Where, everyone wants to know, is it all going to end?
With the world's major central banks printing money at unprecedented rates to fund governments' ballooning deficits, some investors are worried about a generalised collapse in the bond markets.
Others fret that looming hyperinflation will destroy the value of money, and preach that hard assets like commodities or property are the only reliable store of value.
Either way, large numbers of observers believe quantitative easing is a recipe for disaster. It will, they warn, all end in tears.
Despite these fears, however, there are no signs either of a crisis of bond market confidence or of soaring inflation.
Consider Japan. Since the bubble economy burst at the beginning of the 1990s, gross government debt has expanded from 66 per cent of GDP to reach 245 per cent last year. Yet 10-year government bond yields, at just 0.6 per cent, remain close to their record lows.
Meanwhile, with the central bank's printing presses working full time, Japan's monetary base has expanded from 10 per cent of gross domestic product to 30 per cent. Yet inflation is a distant memory, with consumer prices down 0.7 per cent over the last 12 months. It all seems to deny financial logic.
The explanation, says former New York Federal Reserve staffer and Nomura Research Institute chief economist Richard Koo, is that ever since Japan's bubble burst, the private sector has been intent on saving.
Instead of taking advantage of low interest rates to borrow and invest, companies and individuals have been saving in order to rebuild balance sheets wrecked by the crash.
With everyone saving and no one else borrowing, the government is the only borrower in town, which is why bond yields remain so low.
At the same time, with little or no private sector appetite for borrowing, all the money the Bank of Japan prints when it buys bonds from the country's banks simply remains on deposit at the central bank in the form of excess bank reserves.
As a result, quantitative easing inflates the central bank's balance sheet, and pumps up the monetary base, but it has had little effect on Japan's broader money supply or on credit creation in the real economy.
In economist-speak, the velocity of money - the rate at which money circulates in the economy - has collapsed.
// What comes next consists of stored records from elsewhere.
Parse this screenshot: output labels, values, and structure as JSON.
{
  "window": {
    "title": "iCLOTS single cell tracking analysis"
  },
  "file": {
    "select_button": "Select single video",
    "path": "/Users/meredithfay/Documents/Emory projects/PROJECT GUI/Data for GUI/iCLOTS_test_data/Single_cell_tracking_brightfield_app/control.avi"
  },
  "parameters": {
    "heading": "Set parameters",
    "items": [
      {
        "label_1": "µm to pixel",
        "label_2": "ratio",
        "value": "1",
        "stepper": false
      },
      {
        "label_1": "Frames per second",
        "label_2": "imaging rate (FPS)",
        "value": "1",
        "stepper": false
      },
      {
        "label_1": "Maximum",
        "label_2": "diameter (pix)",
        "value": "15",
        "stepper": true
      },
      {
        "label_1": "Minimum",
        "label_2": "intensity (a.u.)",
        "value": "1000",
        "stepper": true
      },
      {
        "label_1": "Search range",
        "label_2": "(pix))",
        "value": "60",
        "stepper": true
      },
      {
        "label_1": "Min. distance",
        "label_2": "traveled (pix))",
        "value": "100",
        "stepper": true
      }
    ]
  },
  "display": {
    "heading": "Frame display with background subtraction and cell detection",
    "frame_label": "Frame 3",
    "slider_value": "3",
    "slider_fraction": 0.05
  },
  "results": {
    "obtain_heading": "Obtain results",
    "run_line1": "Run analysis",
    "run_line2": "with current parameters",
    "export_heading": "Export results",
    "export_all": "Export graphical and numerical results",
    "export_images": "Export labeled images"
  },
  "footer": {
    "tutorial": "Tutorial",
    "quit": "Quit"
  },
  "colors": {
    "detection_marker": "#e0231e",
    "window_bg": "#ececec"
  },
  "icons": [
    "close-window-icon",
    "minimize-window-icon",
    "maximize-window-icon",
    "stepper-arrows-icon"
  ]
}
This is a big problem, because although it might make sense for individuals and individual companies to save up money and pay down debt, when everyone does it, economic growth stalls.
The central bankers' solution - in the United States and Britain as well as in Japan - has been to step up the pace at which they are printing cash.
That's prompted fears they will fuel hyperinflation in the future. But as far as central bankers are concerned, inflation is definitely a lesser evil than deflation.
As the experience of the last few years has proved, reflating an economy is extremely difficult, whereas central bankers know where they are with inflation. When the velocity of money picks up again, they can just step on the brakes by raising interest rates.
Of course, higher inflation and higher interest rates will mean higher bond yields, which in turn mean the central banks will suffer huge paper losses on all those government bonds they bought with their quantitative easing programmes.
No doubt that will be politically embarrassing. But in the real world, paper losses at central banks don't greatly matter. The People's Bank of China makes huge losses on its portfolio of US Treasury bonds, but no one bothers.
In short, neither the prospect of a crisis of bond market confidence, nor rising inflation, are worth losing sleep over.
But if nothing happens - if stepped up quantitative easing produces no results - then we should really begin to worry.